Task brief:
Copy out the full set of records. Keep every word the same.

Stored dataset items:
Content starts
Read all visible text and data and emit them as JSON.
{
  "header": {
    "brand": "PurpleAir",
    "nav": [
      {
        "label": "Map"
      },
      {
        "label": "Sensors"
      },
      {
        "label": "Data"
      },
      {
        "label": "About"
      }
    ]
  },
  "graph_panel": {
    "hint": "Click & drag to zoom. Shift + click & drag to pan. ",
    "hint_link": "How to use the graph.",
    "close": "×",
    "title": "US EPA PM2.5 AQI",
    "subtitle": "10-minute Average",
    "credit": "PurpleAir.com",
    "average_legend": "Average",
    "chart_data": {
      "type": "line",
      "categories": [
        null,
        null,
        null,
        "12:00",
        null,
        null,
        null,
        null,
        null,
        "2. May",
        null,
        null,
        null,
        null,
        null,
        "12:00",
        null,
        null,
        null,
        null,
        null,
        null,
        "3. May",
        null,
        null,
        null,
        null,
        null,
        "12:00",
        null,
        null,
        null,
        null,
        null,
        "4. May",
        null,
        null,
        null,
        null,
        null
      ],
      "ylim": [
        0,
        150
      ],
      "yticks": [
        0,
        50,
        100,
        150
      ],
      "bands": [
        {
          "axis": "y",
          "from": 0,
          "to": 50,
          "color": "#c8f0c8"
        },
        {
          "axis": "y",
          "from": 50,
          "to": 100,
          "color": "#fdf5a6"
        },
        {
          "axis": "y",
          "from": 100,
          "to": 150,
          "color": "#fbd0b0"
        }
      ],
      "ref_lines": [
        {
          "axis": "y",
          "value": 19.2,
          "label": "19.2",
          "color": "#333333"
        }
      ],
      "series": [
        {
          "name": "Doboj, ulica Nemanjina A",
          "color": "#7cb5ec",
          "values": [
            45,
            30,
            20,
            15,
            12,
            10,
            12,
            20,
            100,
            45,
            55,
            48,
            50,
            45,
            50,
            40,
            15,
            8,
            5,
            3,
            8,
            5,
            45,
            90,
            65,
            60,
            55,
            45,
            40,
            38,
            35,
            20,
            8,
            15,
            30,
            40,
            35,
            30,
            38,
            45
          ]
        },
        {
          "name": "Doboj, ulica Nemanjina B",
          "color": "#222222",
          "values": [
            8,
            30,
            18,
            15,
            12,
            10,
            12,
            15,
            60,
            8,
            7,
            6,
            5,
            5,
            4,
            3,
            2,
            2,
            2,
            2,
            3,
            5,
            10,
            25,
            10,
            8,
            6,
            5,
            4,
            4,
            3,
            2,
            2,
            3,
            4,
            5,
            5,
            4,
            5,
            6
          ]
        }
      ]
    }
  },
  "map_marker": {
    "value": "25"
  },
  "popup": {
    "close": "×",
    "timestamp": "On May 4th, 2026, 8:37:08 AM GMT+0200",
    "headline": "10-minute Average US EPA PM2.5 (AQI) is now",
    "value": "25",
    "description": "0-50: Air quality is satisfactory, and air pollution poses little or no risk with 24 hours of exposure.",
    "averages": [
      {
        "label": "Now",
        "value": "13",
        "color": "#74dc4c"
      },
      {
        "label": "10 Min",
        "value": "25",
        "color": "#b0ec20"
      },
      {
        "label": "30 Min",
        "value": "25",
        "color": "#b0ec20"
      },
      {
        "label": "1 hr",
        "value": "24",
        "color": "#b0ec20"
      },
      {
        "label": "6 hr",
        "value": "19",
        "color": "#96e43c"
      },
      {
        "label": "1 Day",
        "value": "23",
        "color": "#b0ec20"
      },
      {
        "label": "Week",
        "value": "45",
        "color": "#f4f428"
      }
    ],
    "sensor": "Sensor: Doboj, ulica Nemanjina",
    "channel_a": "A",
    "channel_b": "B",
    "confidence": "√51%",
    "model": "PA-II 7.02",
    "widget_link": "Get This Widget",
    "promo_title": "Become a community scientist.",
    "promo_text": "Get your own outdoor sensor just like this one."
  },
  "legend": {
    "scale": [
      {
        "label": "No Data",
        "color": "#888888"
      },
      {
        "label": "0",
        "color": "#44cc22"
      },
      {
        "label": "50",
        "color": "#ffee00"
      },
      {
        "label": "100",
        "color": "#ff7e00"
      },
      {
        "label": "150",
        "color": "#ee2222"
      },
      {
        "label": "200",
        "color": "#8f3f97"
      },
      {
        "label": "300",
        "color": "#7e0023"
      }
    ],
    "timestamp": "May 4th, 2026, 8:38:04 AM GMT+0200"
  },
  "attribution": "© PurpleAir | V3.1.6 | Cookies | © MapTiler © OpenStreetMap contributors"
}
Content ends
Completed exercise:
Read all visible text and data and emit them as JSON.
{
  "header": {
    "brand": "PurpleAir",
    "nav": [
      {
        "label": "Map"
      },
      {
        "label": "Sensors"
      },
      {
        "label": "Data"
      },
      {
        "label": "About"
      }
    ]
  },
  "graph_panel": {
    "hint": "Click & drag to zoom. Shift + click & drag to pan. ",
    "hint_link": "How to use the graph.",
    "close": "×",
    "title": "US EPA PM2.5 AQI",
    "subtitle": "10-minute Average",
    "credit": "PurpleAir.com",
    "average_legend": "Average",
    "chart_data": {
      "type": "line",
      "categories": [
        null,
        null,
        null,
        "12:00",
        null,
        null,
        null,
        null,
        null,
        "2. May",
        null,
        null,
        null,
        null,
        null,
        "12:00",
        null,
        null,
        null,
        null,
        null,
        null,
        "3. May",
        null,
        null,
        null,
        null,
        null,
        "12:00",
        null,
        null,
        null,
        null,
        null,
        "4. May",
        null,
        null,
        null,
        null,
        null
      ],
      "ylim": [
        0,
        150
      ],
      "yticks": [
        0,
        50,
        100,
        150
      ],
      "bands": [
        {
          "axis": "y",
          "from": 0,
          "to": 50,
          "color": "#c8f0c8"
        },
        {
          "axis": "y",
          "from": 50,
          "to": 100,
          "color": "#fdf5a6"
        },
        {
          "axis": "y",
          "from": 100,
          "to": 150,
          "color": "#fbd0b0"
        }
      ],
      "ref_lines": [
        {
          "axis": "y",
          "value": 19.2,
          "label": "19.2",
          "color": "#333333"
        }
      ],
      "series": [
        {
          "name": "Doboj, ulica Nemanjina A",
          "color": "#7cb5ec",
          "values": [
            45,
            30,
            20,
            15,
            12,
            10,
            12,
            20,
            100,
            45,
            55,
            48,
            50,
            45,
            50,
            40,
            15,
            8,
            5,
            3,
            8,
            5,
            45,
            90,
            65,
            60,
            55,
            45,
            40,
            38,
            35,
            20,
            8,
            15,
            30,
            40,
            35,
            30,
            38,
            45
          ]
        },
        {
          "name": "Doboj, ulica Nemanjina B",
          "color": "#222222",
          "values": [
            8,
            30,
            18,
            15,
            12,
            10,
            12,
            15,
            60,
            8,
            7,
            6,
            5,
            5,
            4,
            3,
            2,
            2,
            2,
            2,
            3,
            5,
            10,
            25,
            10,
            8,
            6,
            5,
            4,
            4,
            3,
            2,
            2,
            3,
            4,
            5,
            5,
            4,
            5,
            6
          ]
        }
      ]
    }
  },
  "map_marker": {
    "value": "25"
  },
  "popup": {
    "close": "×",
    "timestamp": "On May 4th, 2026, 8:37:08 AM GMT+0200",
    "headline": "10-minute Average US EPA PM2.5 (AQI) is now",
    "value": "25",
    "description": "0-50: Air quality is satisfactory, and air pollution poses little or no risk with 24 hours of exposure.",
    "averages": [
      {
        "label": "Now",
        "value": "13",
        "color": "#74dc4c"
      },
      {
        "label": "10 Min",
        "value": "25",
        "color": "#b0ec20"
      },
      {
        "label": "30 Min",
        "value": "25",
        "color": "#b0ec20"
      },
      {
        "label": "1 hr",
        "value": "24",
        "color": "#b0ec20"
      },
      {
        "label": "6 hr",
        "value": "19",
        "color": "#96e43c"
      },
      {
        "label": "1 Day",
        "value": "23",
        "color": "#b0ec20"
      },
      {
        "label": "Week",
        "value": "45",
        "color": "#f4f428"
      }
    ],
    "sensor": "Sensor: Doboj, ulica Nemanjina",
    "channel_a": "A",
    "channel_b": "B",
    "confidence": "√51%",
    "model": "PA-II 7.02",
    "widget_link": "Get This Widget",
    "promo_title": "Become a community scientist.",
    "promo_text": "Get your own outdoor sensor just like this one."
  },
  "legend": {
    "scale": [
      {
        "label": "No Data",
        "color": "#888888"
      },
      {
        "label": "0",
        "color": "#44cc22"
      },
      {
        "label": "50",
        "color": "#ffee00"
      },
      {
        "label": "100",
        "color": "#ff7e00"
      },
      {
        "label": "150",
        "color": "#ee2222"
      },
      {
        "label": "200",
        "color": "#8f3f97"
      },
      {
        "label": "300",
        "color": "#7e0023"
      }
    ],
    "timestamp": "May 4th, 2026, 8:38:04 AM GMT+0200"
  },
  "attribution": "© PurpleAir | V3.1.6 | Cookies | © MapTiler © OpenStreetMap contributors"
}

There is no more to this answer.